Lasst mich raus! Proximate Faktoren, die helfendes Verhalten bei Schweinen vermitteln
Contact: Dr. Liza Rose Moscovice
Funding: Deutsche Forschungsgemeinschaft
Prosocial behaviors, defined as actions that benefit others, are widespread in humans and are mediated by genetic, cognitive and neuroendocrine adaptations that promote concern for the welfare of others. Prosocial behavior also occurs in animals, but little is known about the underlying mechanisms and to which extent animals and humans may share some of the same adaptations promoting prosociality. Helping behaviors, when an individual assists another to reach an otherwise unachievable goal, are especially interesting because they have been linked to empathy in humans. Farm animals are highly social animals for which sensitivity to the emotional states of others has welfare implications. Pigs in particular are a promising species for studying the mechanisms mediating prosocial behavior, given that they share similarities in physiology and neuroanatomy with humans. Pigs show evidence of emotional contagion, by altering their own behavioral, physiological and/or cognitive responses because of the emotional expressions of others, and a spontaneous case of rescue behavior in wild boars suggests that pigs are also capable of helping each other. The goals of our project are to identify the proximate factors that mediate spontaneous helping behavior in groups of pigs. To this end, we developed a helping paradigm in which pigs spontaneously learn to open a door in a helping context, in which they release a partner trapped in a compartment, or in a non-helping context, in which they open a door to an identical, empty compartment. The paradigm does not require training or material rewards. Furthermore, we test pigs in social groups in their home environment, which gives animals the choice about whether, when and whom to help. In the first part of the project, we will use this approach to evaluate the role of individual phenotypes and experience, distress level and social solicitation from the trapped pig, social relationships, and the role of social contact in influencing helping behavior. In the second part of the project, we will use non-invasive methods to measure physiological changes in potential helpers while making real-time decisions to give or withhold help to partners. Within helping and non-helping contexts, we will measure changes in salivary cortisol as an indicator of arousal, heart rate variability as a measure of social engagement and changes in salivary oxytocin as an indicator of prosocial motivation. By measuring behavioral and physiological responses of pigs in need of help, and of pigs who choose to help, and considering the influence of individual, contextual and relational factors, our paradigm will provide new insights into the proximate factors mediating spontaneous helping behavior in a novel animal model. Our project also has animal welfare implications by clarifying how prosocial behavior may influence the spread of positive or negative social behaviours within animal groups.
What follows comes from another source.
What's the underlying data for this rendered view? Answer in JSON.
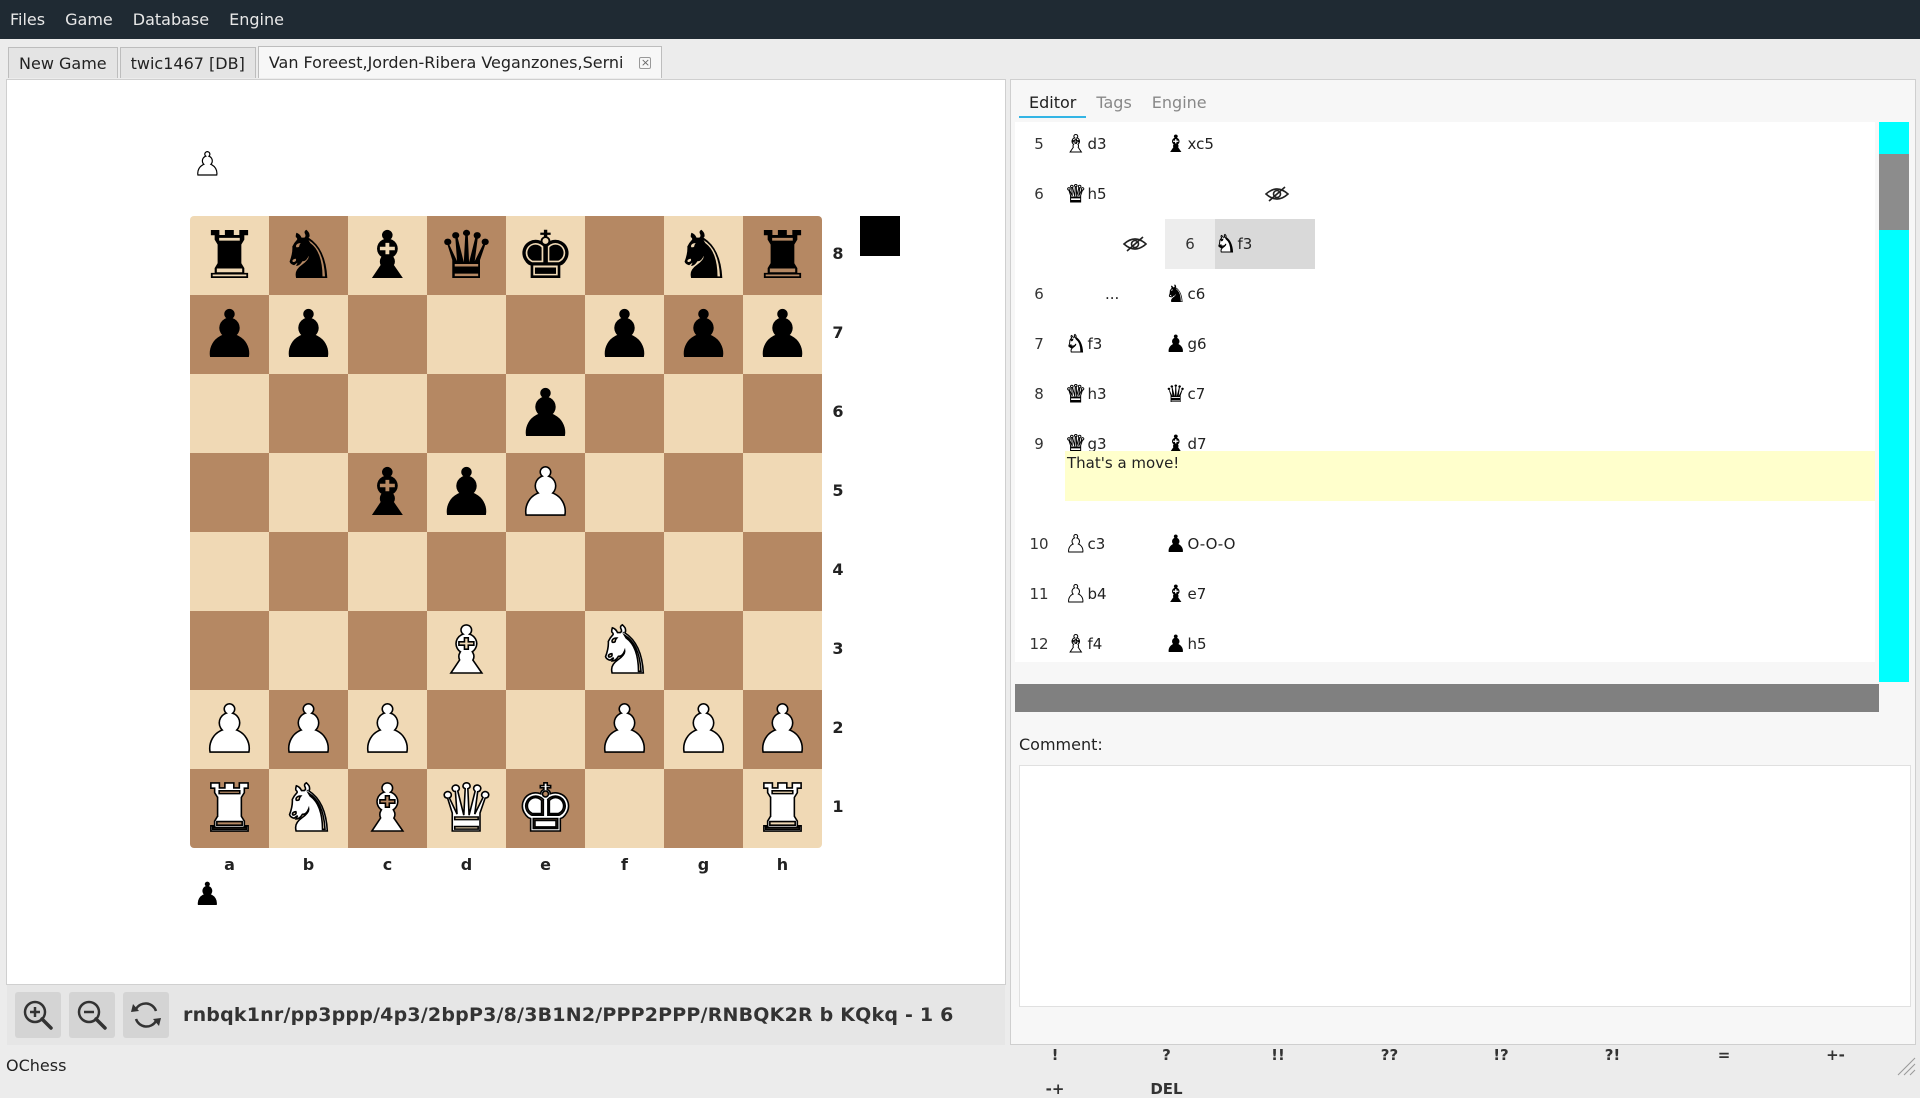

Keywords: Prosociality, empathy, altruism, helping, Sus scrofa domesticus, social relationship, distress, cortisol, oxytocin, heart rate variability.